I am currently a postdoctoral fellow studying cancer biology in the Zon lab at Boston Children’s Hospital/Harvard Medical School. My research involves investigating the signaling pathways that cause normal pigmented cells, or melanocytes, to become cancerous. I use a unique zebrafish model to visualize the earliest stages of skin cancer formation. I love imaging, so be prepared for lots of microscopy and adorable fish pictures during my Biotweeps take over!
When I’m not in the lab, I am spending time outdoors hiking with my husband and two dogs, Roxie (a one-eyed pit mix) and Charlie (a Border Collie). I am also an avid aerialist and dancer; I love being upside down! Follow me on twitter @DrAMcConnell.
Hi all! I’m Jez, a 2nd year PhD student at Cardiff University with a NERC GW4+ funded project. My academic passion is studying a small long distance migrant bird, the Pied Flycatcher which is currently in a steep population decline, hence my twitter handle @PiedflyWales. Using novel statistical techniques called Integral Projection Models (IPMs) I hope to try to understand the effect size that various factors have on population trends and which areas management and policy should be focussed on to reverse their fate. I have had the pleasure to study the Pied Flycatcher in Wales, Portugal and Ghana and am interested in all aspects of avian behaviour and migration. Some of my tweets will therefore be focussed around the topics of climate change, birds and animal behaviour.
Other tweets will revolve around different International days this week such as the International day of the forests and world water day.

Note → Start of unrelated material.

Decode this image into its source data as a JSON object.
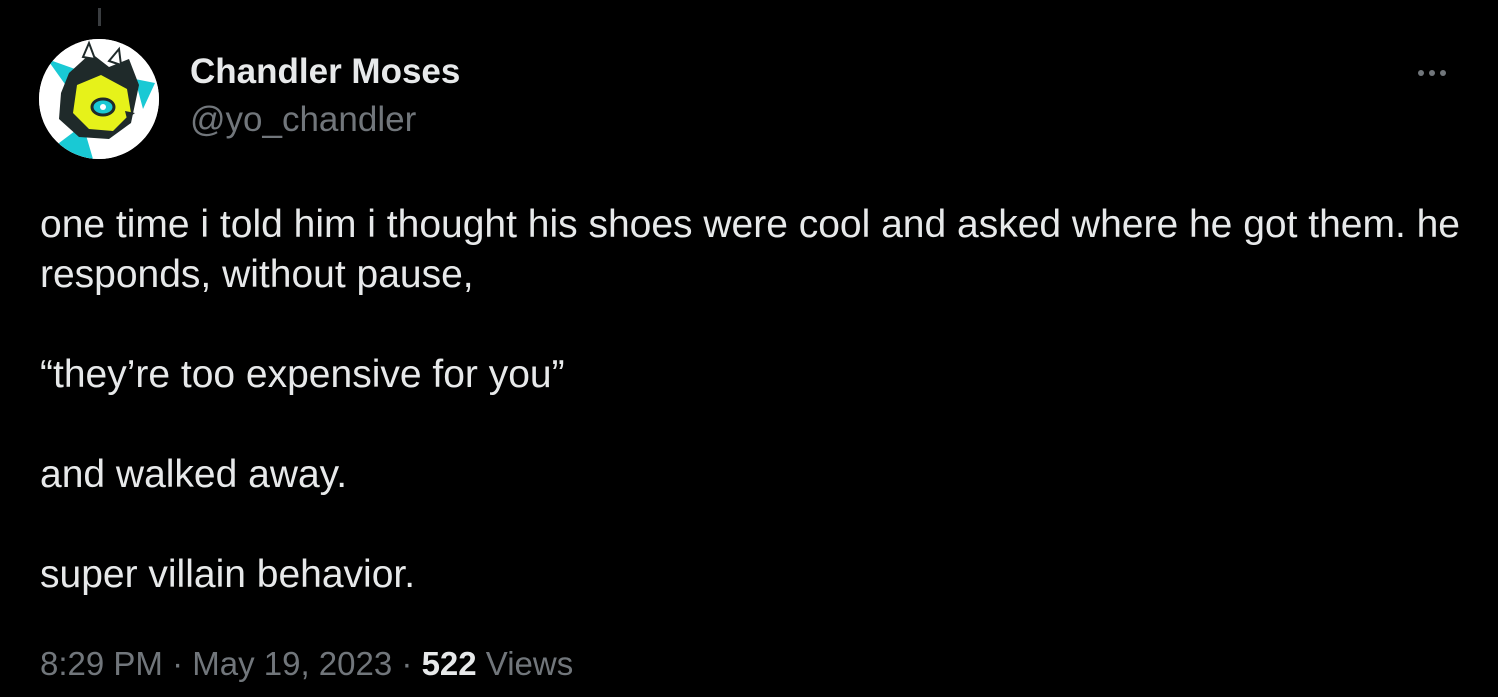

I want to share some of the amazing work that is being done on these topics both academic and non-academic.
One issue that I feel strongly about is the work life balance issue and so will therefore also be wanting to hear from people about their passions outside of work even if it relates to work (i.e. bird ringing). For me, besides my academic research I spend my time competing on the university Latin and Ballroom dance circuit, with a distinct preference for Jive.
Prior to the PhD I worked as a data analyst, expedition leader and ornithologist with experience having participated in and lead expeditions in Europe, Africa and Central America. I have co-lead a Senegalese research expedition with Dr. Rob Thomas identifying causes of decline in Reed and Sedge warblers, contributing to Dr James Vafidis’ PhD. All of the above are co-directors, with Dr Alexandra Pollard, of Eco-Explore (http://www.eco-explore.co.uk).
I’m looking forward to sharing some of my research with everyone and hearing others opinions on their work and the work of others.